Most teachers say they expect to contribute resources to their classrooms—bringing in everything from extra books for a classroom library to basic hygiene supplies like tissues and hand sanitizer.
But teachers aren’t only putting up the cash themselves. In addition to old standbys like grants and bake sales, many are turning to other fundraising opportunities, including online crowdfunding platforms like DonorsChoose.
The Education Week Research Center recently surveyed a randomly selected, nationally representative sample of about 500 teachers on where they get the money they need for these materials. The takeaways include:
1. The rise of online crowdfunding sites like DonorsChoose has given teachers more options for raising money. Still, teachers are most likely to spend their own when they need something for their classroom.
Nearly all teachers—95 percent—said they had put out some cash themselves this past year when they needed resources other than what their district provided. Teachers said they spent a median amount of $338 of their own money over the past school year. (Estimates of how much teachers spend out of pocket vary. In the National Teacher and Principal Survey, teachers reported spending an average of $479 a year on their classrooms.) Only about 12 percent said they had crowdfunded online in the past year.
Teachers’ responses also suggested that they aren’t able to fill all the funding gaps they see.

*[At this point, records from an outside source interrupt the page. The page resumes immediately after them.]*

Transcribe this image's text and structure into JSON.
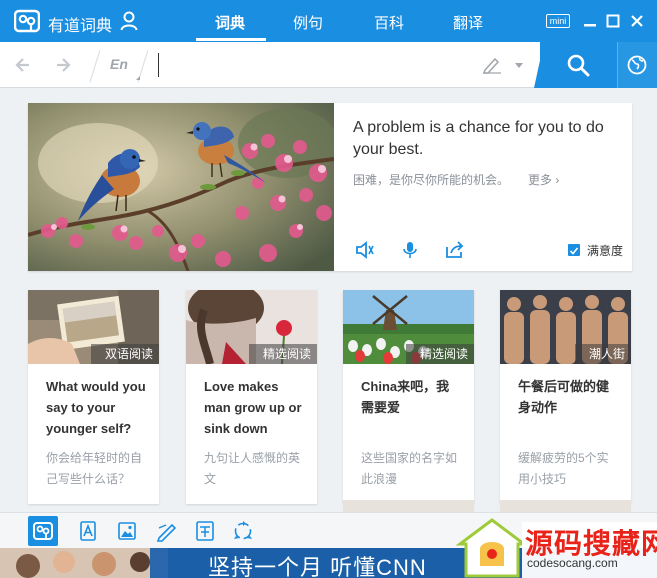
{
  "titlebar": {
    "app_name": "有道词典",
    "tabs": [
      {
        "label": "词典",
        "active": true
      },
      {
        "label": "例句",
        "active": false
      },
      {
        "label": "百科",
        "active": false
      },
      {
        "label": "翻译",
        "active": false
      }
    ],
    "mini_label": "mini",
    "accent": "#1a8ee0"
  },
  "searchbar": {
    "language": "En",
    "input_value": "",
    "icons": [
      "back-arrow-icon",
      "forward-arrow-icon",
      "handwriting-pen-icon",
      "search-icon",
      "globe-icon"
    ]
  },
  "feature": {
    "sentence": "A problem is a chance for you to do your best.",
    "translation": "困难，是你尽你所能的机会。",
    "more_label": "更多",
    "satisfaction_label": "满意度"
  },
  "cards": [
    {
      "tag": "双语阅读",
      "title": "What would you say to your younger self?",
      "desc": "你会给年轻时的自己写些什么话？"
    },
    {
      "tag": "精选阅读",
      "title": "Love makes man grow up or sink down",
      "desc": "九句让人感慨的英文"
    },
    {
      "tag": "精选阅读",
      "title": "China来吧，我需要爱",
      "desc": "这些国家的名字如此浪漫"
    },
    {
      "tag": "潮人街",
      "title": "午餐后可做的健身动作",
      "desc": "缓解疲劳的5个实用小技巧"
    }
  ],
  "ad": {
    "text": "坚持一个月 听懂CNN"
  },
  "watermark": {
    "title": "源码搜藏网",
    "url": "codesocang.com"
  }
}
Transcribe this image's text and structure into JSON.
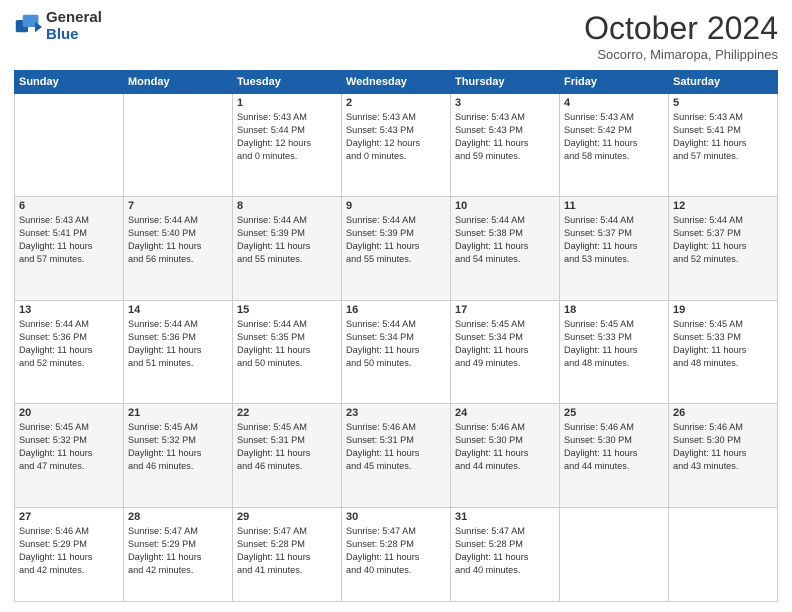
{
  "header": {
    "logo_general": "General",
    "logo_blue": "Blue",
    "month_title": "October 2024",
    "subtitle": "Socorro, Mimaropa, Philippines"
  },
  "days_of_week": [
    "Sunday",
    "Monday",
    "Tuesday",
    "Wednesday",
    "Thursday",
    "Friday",
    "Saturday"
  ],
  "weeks": [
    {
      "shade": "white",
      "days": [
        {
          "num": "",
          "info": ""
        },
        {
          "num": "",
          "info": ""
        },
        {
          "num": "1",
          "info": "Sunrise: 5:43 AM\nSunset: 5:44 PM\nDaylight: 12 hours\nand 0 minutes."
        },
        {
          "num": "2",
          "info": "Sunrise: 5:43 AM\nSunset: 5:43 PM\nDaylight: 12 hours\nand 0 minutes."
        },
        {
          "num": "3",
          "info": "Sunrise: 5:43 AM\nSunset: 5:43 PM\nDaylight: 11 hours\nand 59 minutes."
        },
        {
          "num": "4",
          "info": "Sunrise: 5:43 AM\nSunset: 5:42 PM\nDaylight: 11 hours\nand 58 minutes."
        },
        {
          "num": "5",
          "info": "Sunrise: 5:43 AM\nSunset: 5:41 PM\nDaylight: 11 hours\nand 57 minutes."
        }
      ]
    },
    {
      "shade": "shade",
      "days": [
        {
          "num": "6",
          "info": "Sunrise: 5:43 AM\nSunset: 5:41 PM\nDaylight: 11 hours\nand 57 minutes."
        },
        {
          "num": "7",
          "info": "Sunrise: 5:44 AM\nSunset: 5:40 PM\nDaylight: 11 hours\nand 56 minutes."
        },
        {
          "num": "8",
          "info": "Sunrise: 5:44 AM\nSunset: 5:39 PM\nDaylight: 11 hours\nand 55 minutes."
        },
        {
          "num": "9",
          "info": "Sunrise: 5:44 AM\nSunset: 5:39 PM\nDaylight: 11 hours\nand 55 minutes."
        },
        {
          "num": "10",
          "info": "Sunrise: 5:44 AM\nSunset: 5:38 PM\nDaylight: 11 hours\nand 54 minutes."
        },
        {
          "num": "11",
          "info": "Sunrise: 5:44 AM\nSunset: 5:37 PM\nDaylight: 11 hours\nand 53 minutes."
        },
        {
          "num": "12",
          "info": "Sunrise: 5:44 AM\nSunset: 5:37 PM\nDaylight: 11 hours\nand 52 minutes."
        }
      ]
    },
    {
      "shade": "white",
      "days": [
        {
          "num": "13",
          "info": "Sunrise: 5:44 AM\nSunset: 5:36 PM\nDaylight: 11 hours\nand 52 minutes."
        },
        {
          "num": "14",
          "info": "Sunrise: 5:44 AM\nSunset: 5:36 PM\nDaylight: 11 hours\nand 51 minutes."
        },
        {
          "num": "15",
          "info": "Sunrise: 5:44 AM\nSunset: 5:35 PM\nDaylight: 11 hours\nand 50 minutes."
        },
        {
          "num": "16",
          "info": "Sunrise: 5:44 AM\nSunset: 5:34 PM\nDaylight: 11 hours\nand 50 minutes."
        },
        {
          "num": "17",
          "info": "Sunrise: 5:45 AM\nSunset: 5:34 PM\nDaylight: 11 hours\nand 49 minutes."
        },
        {
          "num": "18",
          "info": "Sunrise: 5:45 AM\nSunset: 5:33 PM\nDaylight: 11 hours\nand 48 minutes."
        },
        {
          "num": "19",
          "info": "Sunrise: 5:45 AM\nSunset: 5:33 PM\nDaylight: 11 hours\nand 48 minutes."
        }
      ]
    },
    {
      "shade": "shade",
      "days": [
        {
          "num": "20",
          "info": "Sunrise: 5:45 AM\nSunset: 5:32 PM\nDaylight: 11 hours\nand 47 minutes."
        },
        {
          "num": "21",
          "info": "Sunrise: 5:45 AM\nSunset: 5:32 PM\nDaylight: 11 hours\nand 46 minutes."
        },
        {
          "num": "22",
          "info": "Sunrise: 5:45 AM\nSunset: 5:31 PM\nDaylight: 11 hours\nand 46 minutes."
        },
        {
          "num": "23",
          "info": "Sunrise: 5:46 AM\nSunset: 5:31 PM\nDaylight: 11 hours\nand 45 minutes."
        },
        {
          "num": "24",
          "info": "Sunrise: 5:46 AM\nSunset: 5:30 PM\nDaylight: 11 hours\nand 44 minutes."
        },
        {
          "num": "25",
          "info": "Sunrise: 5:46 AM\nSunset: 5:30 PM\nDaylight: 11 hours\nand 44 minutes."
        },
        {
          "num": "26",
          "info": "Sunrise: 5:46 AM\nSunset: 5:30 PM\nDaylight: 11 hours\nand 43 minutes."
        }
      ]
    },
    {
      "shade": "white",
      "days": [
        {
          "num": "27",
          "info": "Sunrise: 5:46 AM\nSunset: 5:29 PM\nDaylight: 11 hours\nand 42 minutes."
        },
        {
          "num": "28",
          "info": "Sunrise: 5:47 AM\nSunset: 5:29 PM\nDaylight: 11 hours\nand 42 minutes."
        },
        {
          "num": "29",
          "info": "Sunrise: 5:47 AM\nSunset: 5:28 PM\nDaylight: 11 hours\nand 41 minutes."
        },
        {
          "num": "30",
          "info": "Sunrise: 5:47 AM\nSunset: 5:28 PM\nDaylight: 11 hours\nand 40 minutes."
        },
        {
          "num": "31",
          "info": "Sunrise: 5:47 AM\nSunset: 5:28 PM\nDaylight: 11 hours\nand 40 minutes."
        },
        {
          "num": "",
          "info": ""
        },
        {
          "num": "",
          "info": ""
        }
      ]
    }
  ]
}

Almost half said that when they need something the district doesn’t provide, they just do without.
2. Crowdfunding sites aren’t necessarily a game-changing source of funding for teachers. Educators reported receiving more money, on average, from grants and live fundraising events than they did from DonorsChoose.
Only about a quarter of teachers reported raising money for their classrooms through crowdfunding in the past year. Among them, the median amount raised was $750. But crowdfunding is still slightly less profitable than grants or live fundraising events: Teachers who used those methods typically raised $800 and $850 in the past year, respectively. And online fundraising isn’t always reliable: Nearly 1 in 3 teachers who had tried to use crowdfunding said they had never gotten a project fully funded.
3. Teachers in lower-income areas report the greatest need for additional resources. But they have a harder time fundraising than people in high-income areas.
At schools where more than 75 percent of students are from low-income families, teachers reported needing an average of $980 over the past year for materials not provided by the school or district—more than twice as much as teachers in schools where less than a quarter of students come from low-income families. And yet teachers in higher-income schools are able to raise the most money to outfit their classrooms.
These gaps are far greater in some areas than others. For example, teachers who work with students from mostly high-income families get seven times as much money from their school, district, and/or state for classroom materials and net almost five times as much from live fundraising events like bingo nights or bake sales than those teachers working with students from mostly low-income families.
Teachers in areas with mostly low-income families also spend more of their own money on classroom resources. In schools where more than 75 percent of students are from low-income families, teachers spent $767 out of pocket on average in the past year, compared with the $525 that teachers spent in schools where less than 25 percent of students are from low-income families.
4. When teachers do turn to crowdfunding sites, DonorsChoose is the favorite.
A quarter of teachers have used DonorsChoose at some point in their careers. The website is the clear leader among teachers who fundraise online: The next most popular platforms are Adopt-A-Classroom and GoFundMe, which each have been used by 3 percent of respondents. Still, most teachers have never used a crowdfunding site—71 percent say they’ve never listed a project.
What are teachers asking for on these sites? Books top the list, followed by classroom furniture, technology, and manipulatives.
5. Some schools and districts have banned crowdfunding—but that’s rare. It’s more common for schools and districts to impose regulations on how teachers use the sites.
About a quarter of teachers say there are either formal or informal procedures that govern their use of crowdfunding. Most often, they require teachers to get approval from a school administrator.
Only about 8 percent of teachers report that crowdfunding on DonorsChoose or similar sites is banned in their school or district. It’s possible that the actual number is higher, though, as 38 percent said they don’t know whether crowdfunding is permitted.
A little more than 30 percent of teachers said they could use the site without any restrictions, and 1 in 5 said that administrators encourage them to create projects.
6. For the most part, teachers think that school and district leaders are right to keep tabs on the crowdfunding going on in classrooms.
82 percent of teachers said the rules at their school or district around using DonorsChoose and similar sites are appropriate. And 56 percent of respondents said that crowdfunding should be allowed but regulated by districts.
Teachers aren’t always sure if their colleagues are always making purchases that meet district needs. While 72 percent agree that the instructional materials teachers buy are aligned to standards, only 46 percent say that teachers read the fine print on tech purchases to make sure that student data are protected.